Exercise: Scan the records below, and wherever a line has the word "JSON", pull it out.

(Dataset rows describing interfaces)
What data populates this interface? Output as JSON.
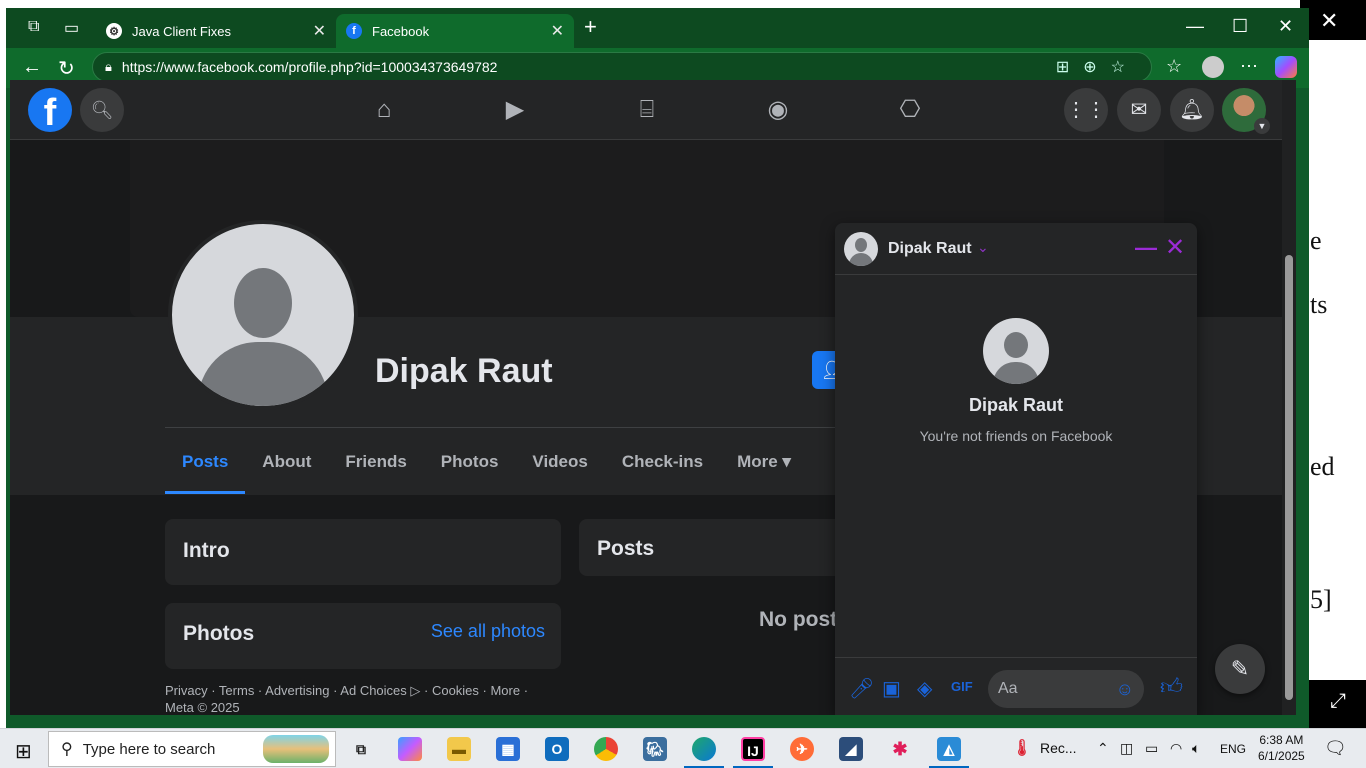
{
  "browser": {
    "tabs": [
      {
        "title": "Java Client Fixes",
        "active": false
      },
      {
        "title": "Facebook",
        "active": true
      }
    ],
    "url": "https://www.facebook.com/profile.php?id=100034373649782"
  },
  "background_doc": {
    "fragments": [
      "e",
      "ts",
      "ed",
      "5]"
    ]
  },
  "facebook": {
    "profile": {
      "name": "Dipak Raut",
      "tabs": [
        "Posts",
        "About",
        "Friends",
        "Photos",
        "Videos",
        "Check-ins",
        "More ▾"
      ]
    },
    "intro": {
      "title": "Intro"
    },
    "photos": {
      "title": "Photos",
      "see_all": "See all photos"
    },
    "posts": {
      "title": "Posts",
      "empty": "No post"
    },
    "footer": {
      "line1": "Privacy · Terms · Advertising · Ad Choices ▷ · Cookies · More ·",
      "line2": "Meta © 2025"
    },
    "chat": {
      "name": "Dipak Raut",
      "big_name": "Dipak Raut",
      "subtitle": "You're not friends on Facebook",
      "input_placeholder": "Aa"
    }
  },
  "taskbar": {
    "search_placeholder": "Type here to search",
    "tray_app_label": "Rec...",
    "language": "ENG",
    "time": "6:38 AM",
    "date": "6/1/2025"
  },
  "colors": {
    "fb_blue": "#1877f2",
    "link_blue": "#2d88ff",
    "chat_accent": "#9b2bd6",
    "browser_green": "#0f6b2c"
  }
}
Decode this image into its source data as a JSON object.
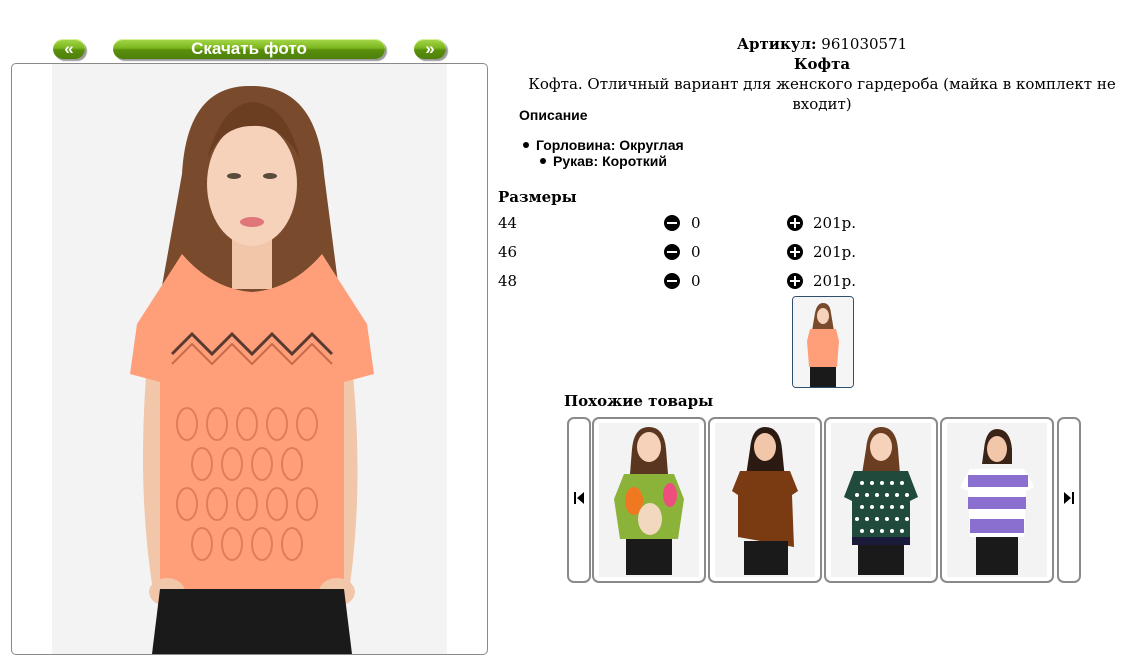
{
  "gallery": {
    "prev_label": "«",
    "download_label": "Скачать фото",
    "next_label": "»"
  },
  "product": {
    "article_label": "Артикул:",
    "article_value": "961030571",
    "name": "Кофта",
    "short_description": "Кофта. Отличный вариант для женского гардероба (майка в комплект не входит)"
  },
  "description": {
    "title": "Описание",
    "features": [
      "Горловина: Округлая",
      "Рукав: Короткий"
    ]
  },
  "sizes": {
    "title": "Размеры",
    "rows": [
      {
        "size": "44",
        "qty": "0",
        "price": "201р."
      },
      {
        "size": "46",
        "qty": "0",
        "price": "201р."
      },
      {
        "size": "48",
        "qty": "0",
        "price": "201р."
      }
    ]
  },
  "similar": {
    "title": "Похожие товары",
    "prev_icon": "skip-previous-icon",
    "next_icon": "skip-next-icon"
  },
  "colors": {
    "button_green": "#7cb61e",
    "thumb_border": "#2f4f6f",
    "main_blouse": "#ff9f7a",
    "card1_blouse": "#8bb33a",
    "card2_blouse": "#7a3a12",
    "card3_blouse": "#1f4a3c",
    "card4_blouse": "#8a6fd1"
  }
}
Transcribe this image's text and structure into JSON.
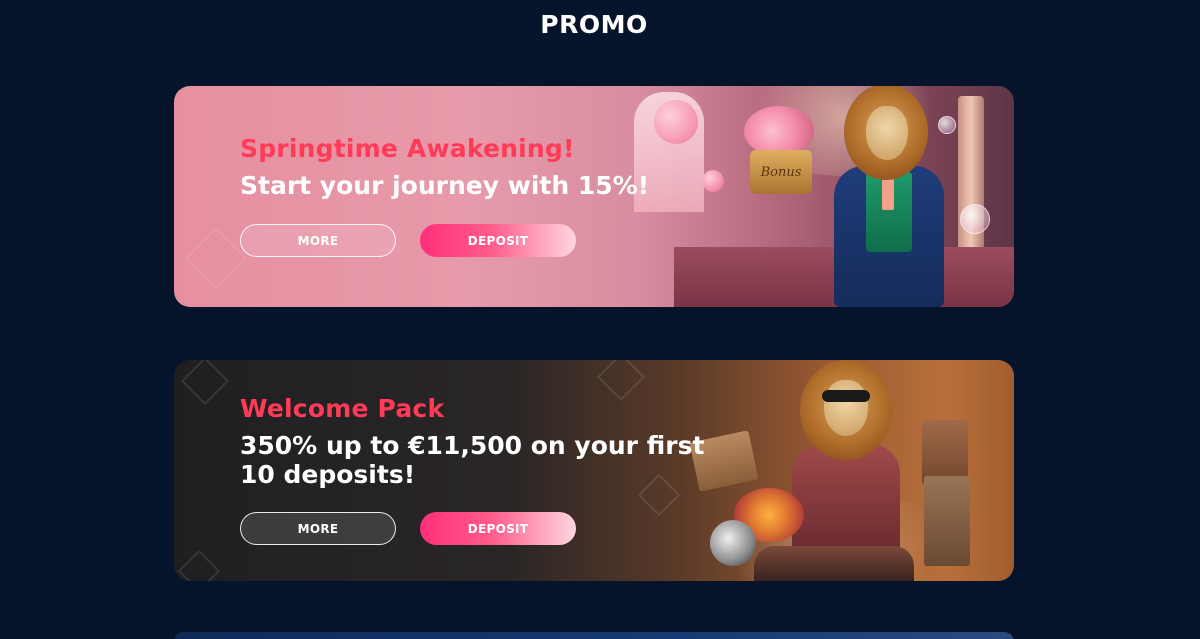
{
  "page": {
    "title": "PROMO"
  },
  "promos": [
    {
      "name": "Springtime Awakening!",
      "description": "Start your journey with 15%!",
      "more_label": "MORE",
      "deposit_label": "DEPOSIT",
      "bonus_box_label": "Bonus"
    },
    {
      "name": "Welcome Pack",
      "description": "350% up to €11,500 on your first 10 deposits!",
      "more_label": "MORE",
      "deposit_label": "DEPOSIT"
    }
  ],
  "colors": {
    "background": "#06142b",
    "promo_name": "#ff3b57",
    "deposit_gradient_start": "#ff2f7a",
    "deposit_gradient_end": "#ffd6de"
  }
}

Solution for this problem:
What data populates this interface? Output as JSON.
Decode this image into its source data as a JSON object.
Transcribe this image's text and structure into JSON.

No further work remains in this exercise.